* RECORDS SHOWN *
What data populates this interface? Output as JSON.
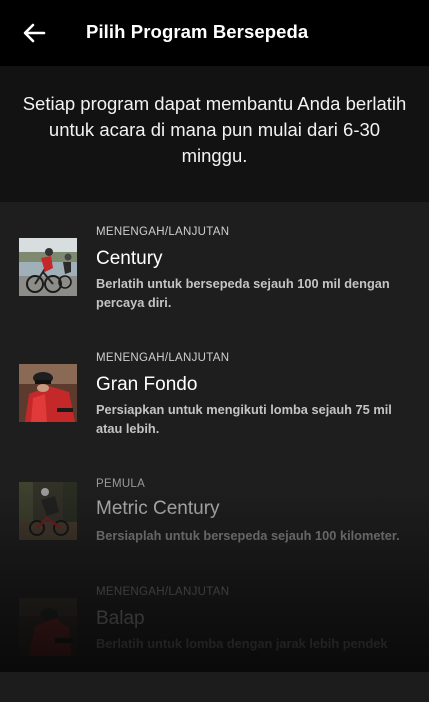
{
  "header": {
    "back_icon": "arrow-left-icon",
    "title": "Pilih Program Bersepeda"
  },
  "intro": {
    "text": "Setiap program dapat membantu Anda berlatih untuk acara di mana pun mulai dari 6-30 minggu."
  },
  "programs": [
    {
      "level": "MENENGAH/LANJUTAN",
      "name": "Century",
      "description": "Berlatih untuk bersepeda sejauh 100 mil dengan percaya diri.",
      "image": "cyclists-road-photo"
    },
    {
      "level": "MENENGAH/LANJUTAN",
      "name": "Gran Fondo",
      "description": "Persiapkan untuk mengikuti lomba sejauh 75 mil atau lebih.",
      "image": "cyclist-red-jersey-photo"
    },
    {
      "level": "PEMULA",
      "name": "Metric Century",
      "description": "Bersiaplah untuk bersepeda sejauh 100 kilometer.",
      "image": "cyclist-forest-photo"
    },
    {
      "level": "MENENGAH/LANJUTAN",
      "name": "Balap",
      "description": "Berlatih untuk lomba dengan jarak lebih pendek",
      "image": "cyclist-racing-photo"
    }
  ],
  "colors": {
    "appbar_bg": "#000000",
    "intro_bg": "#121212",
    "list_bg": "#1e1e1e",
    "jersey_red": "#c42828"
  }
}
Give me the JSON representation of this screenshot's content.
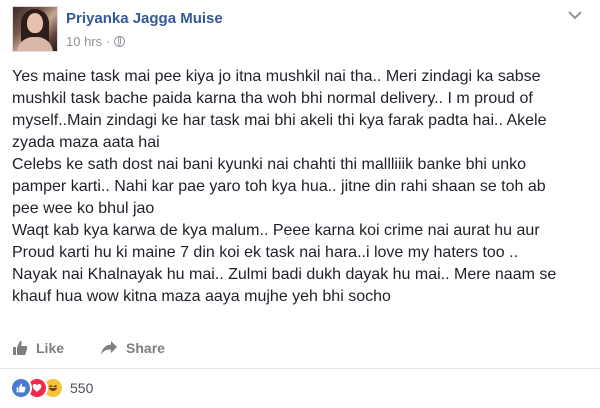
{
  "post": {
    "author": "Priyanka Jagga Muise",
    "time": "10 hrs",
    "separator": "·",
    "privacy_icon": "globe-icon",
    "menu_icon": "chevron-down-icon",
    "body_lines": [
      "Yes maine task mai pee kiya jo itna mushkil nai tha.. Meri zindagi ka sabse",
      "mushkil task bache paida karna tha woh bhi normal delivery.. I m proud of",
      "myself..Main zindagi ke har task mai bhi akeli thi kya farak padta hai.. Akele",
      "zyada maza aata hai",
      "Celebs ke sath dost nai bani kyunki nai chahti thi mallliiik banke bhi unko",
      "pamper karti.. Nahi kar pae yaro toh kya hua.. jitne din rahi shaan se toh ab",
      "pee wee ko bhul jao",
      "Waqt kab kya karwa de kya malum.. Peee karna koi crime nai aurat hu aur",
      "Proud karti hu ki maine 7 din koi ek task nai hara..i love my haters too ..",
      "Nayak nai Khalnayak hu mai.. Zulmi badi dukh dayak hu mai.. Mere naam se",
      "khauf hua wow kitna maza aaya mujhe yeh bhi socho"
    ]
  },
  "actions": {
    "like_label": "Like",
    "share_label": "Share"
  },
  "reactions": {
    "icons": [
      "like-reaction-icon",
      "love-reaction-icon",
      "haha-reaction-icon"
    ],
    "count": "550"
  },
  "colors": {
    "author_link": "#365899",
    "meta_text": "#90949c",
    "action_text": "#7f7f7f"
  }
}
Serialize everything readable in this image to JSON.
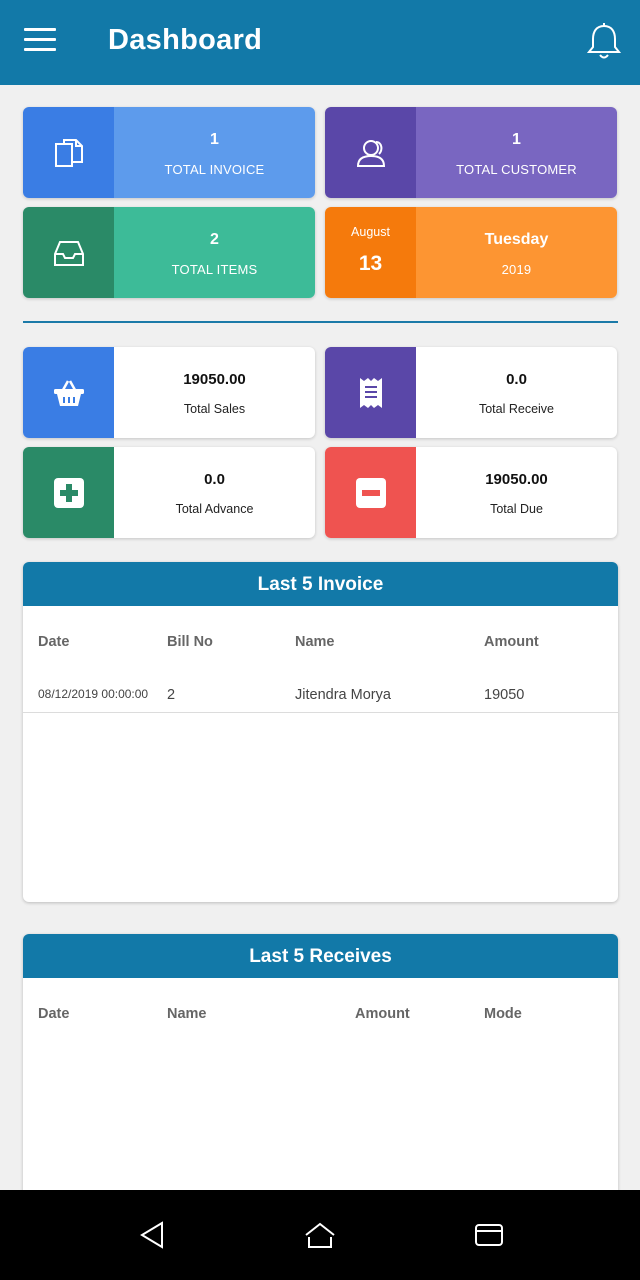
{
  "header": {
    "title": "Dashboard",
    "menu_icon": "hamburger-menu-icon",
    "bell_icon": "bell-icon"
  },
  "stats": {
    "invoice": {
      "value": "1",
      "label": "TOTAL INVOICE",
      "icon": "documents-icon",
      "icon_bg": "#3a7de4",
      "bg": "#5d9bec"
    },
    "customer": {
      "value": "1",
      "label": "TOTAL CUSTOMER",
      "icon": "users-icon",
      "icon_bg": "#5a47a8",
      "bg": "#7966c1"
    },
    "items": {
      "value": "2",
      "label": "TOTAL ITEMS",
      "icon": "inbox-icon",
      "icon_bg": "#2a8a67",
      "bg": "#3dbb98"
    },
    "date": {
      "month": "August",
      "day": "13",
      "weekday": "Tuesday",
      "year": "2019",
      "icon_bg": "#f57a0c",
      "bg": "#fd9532"
    }
  },
  "summary": {
    "sales": {
      "value": "19050.00",
      "label": "Total Sales",
      "icon": "basket-icon",
      "icon_bg": "#3a7de4"
    },
    "receive": {
      "value": "0.0",
      "label": "Total Receive",
      "icon": "receipt-icon",
      "icon_bg": "#5a47a8"
    },
    "advance": {
      "value": "0.0",
      "label": "Total Advance",
      "icon": "plus-square-icon",
      "icon_bg": "#2a8a67"
    },
    "due": {
      "value": "19050.00",
      "label": "Total Due",
      "icon": "minus-square-icon",
      "icon_bg": "#ef5350"
    }
  },
  "invoices": {
    "title": "Last 5 Invoice",
    "columns": [
      "Date",
      "Bill No",
      "Name",
      "Amount"
    ],
    "rows": [
      {
        "date": "08/12/2019 00:00:00",
        "bill_no": "2",
        "name": "Jitendra Morya",
        "amount": "19050"
      }
    ]
  },
  "receives": {
    "title": "Last 5 Receives",
    "columns": [
      "Date",
      "Name",
      "Amount",
      "Mode"
    ]
  },
  "navbar": {
    "back_icon": "back-triangle-icon",
    "home_icon": "home-icon",
    "recents_icon": "recents-icon"
  },
  "colors": {
    "primary": "#1279a8",
    "background": "#f0f0f0"
  }
}
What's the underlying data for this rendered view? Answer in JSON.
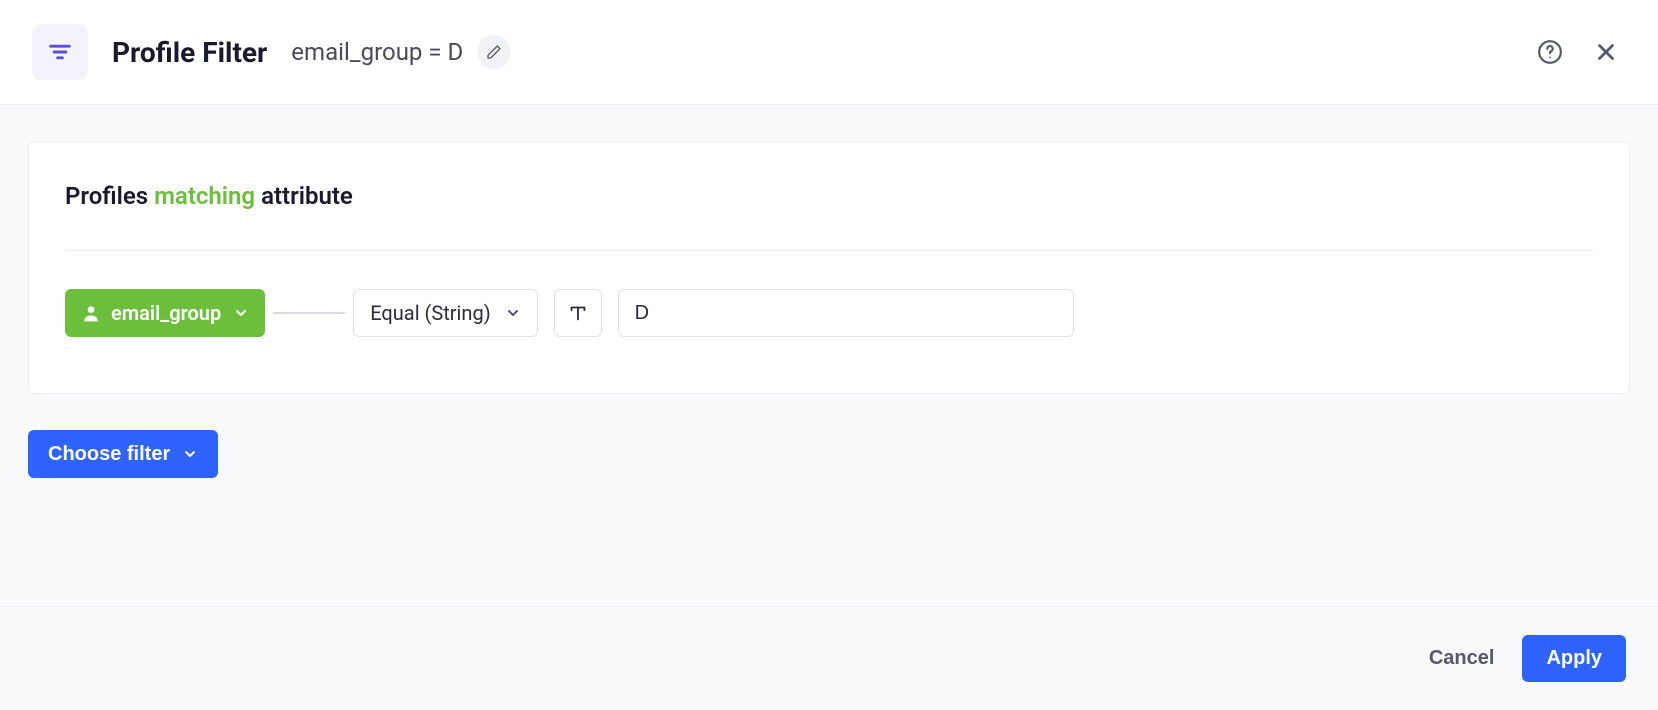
{
  "header": {
    "title": "Profile Filter",
    "subtitle": "email_group = D"
  },
  "card": {
    "heading_prefix": "Profiles",
    "heading_match": "matching",
    "heading_suffix": "attribute",
    "attribute_chip": "email_group",
    "operator": "Equal (String)",
    "value": "D"
  },
  "actions": {
    "choose_filter": "Choose filter",
    "cancel": "Cancel",
    "apply": "Apply"
  }
}
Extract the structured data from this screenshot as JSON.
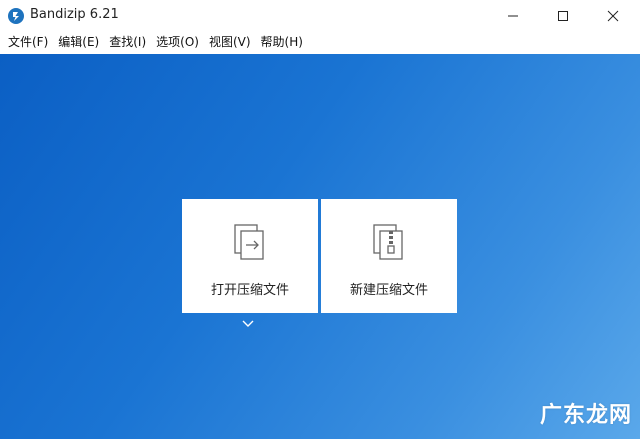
{
  "window": {
    "title": "Bandizip 6.21",
    "controls": {
      "minimize_icon": "minimize-icon",
      "maximize_icon": "maximize-icon",
      "close_icon": "close-icon"
    }
  },
  "menu": [
    {
      "label": "文件(F)"
    },
    {
      "label": "编辑(E)"
    },
    {
      "label": "查找(I)"
    },
    {
      "label": "选项(O)"
    },
    {
      "label": "视图(V)"
    },
    {
      "label": "帮助(H)"
    }
  ],
  "actions": {
    "open": {
      "label": "打开压缩文件",
      "icon": "open-archive-icon"
    },
    "new": {
      "label": "新建压缩文件",
      "icon": "zip-archive-icon"
    },
    "dropdown_icon": "chevron-down-icon"
  },
  "watermark": {
    "text": "广东龙网"
  },
  "colors": {
    "background_start": "#0b5fc4",
    "background_end": "#5aa8ea",
    "card": "#ffffff",
    "app_icon": "#1e73be"
  }
}
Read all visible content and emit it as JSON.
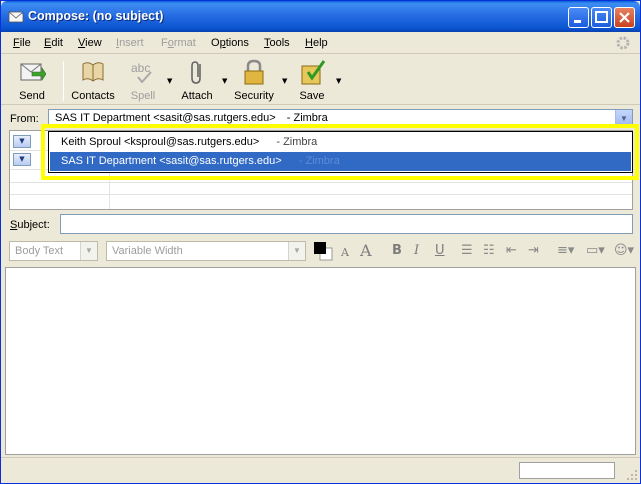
{
  "window": {
    "title": "Compose: (no subject)",
    "accent": "#0A54D1"
  },
  "menu": [
    {
      "label": "File",
      "underline": "F"
    },
    {
      "label": "Edit",
      "underline": "E"
    },
    {
      "label": "View",
      "underline": "V"
    },
    {
      "label": "Insert",
      "underline": "I",
      "disabled": true
    },
    {
      "label": "Format",
      "underline": "o",
      "disabled": true
    },
    {
      "label": "Options",
      "underline": "p"
    },
    {
      "label": "Tools",
      "underline": "T"
    },
    {
      "label": "Help",
      "underline": "H"
    }
  ],
  "toolbar": {
    "send": "Send",
    "contacts": "Contacts",
    "spell": "Spell",
    "spell_icon_text": "abc",
    "attach": "Attach",
    "security": "Security",
    "save": "Save"
  },
  "header": {
    "from_label": "From:",
    "from_value": "SAS IT Department <sasit@sas.rutgers.edu>",
    "from_suffix": "- Zimbra",
    "subject_label": "Subject:",
    "subject_value": ""
  },
  "autocomplete": [
    {
      "name": "Keith Sproul <ksproul@sas.rutgers.edu>",
      "account": "- Zimbra",
      "selected": false
    },
    {
      "name": "SAS IT Department <sasit@sas.rutgers.edu>",
      "account": "- Zimbra",
      "selected": true
    }
  ],
  "formatbar": {
    "paragraph_style": "Body Text",
    "font": "Variable Width",
    "bold": "B",
    "italic": "I",
    "underline": "U",
    "text_color": "#000000",
    "smaller_text": "A",
    "larger_text": "A"
  },
  "colors": {
    "highlight": "#FFFF00",
    "selection": "#316AC5",
    "chrome": "#ECE9D8"
  }
}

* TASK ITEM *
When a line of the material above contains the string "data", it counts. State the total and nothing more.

* RESPONSE *
3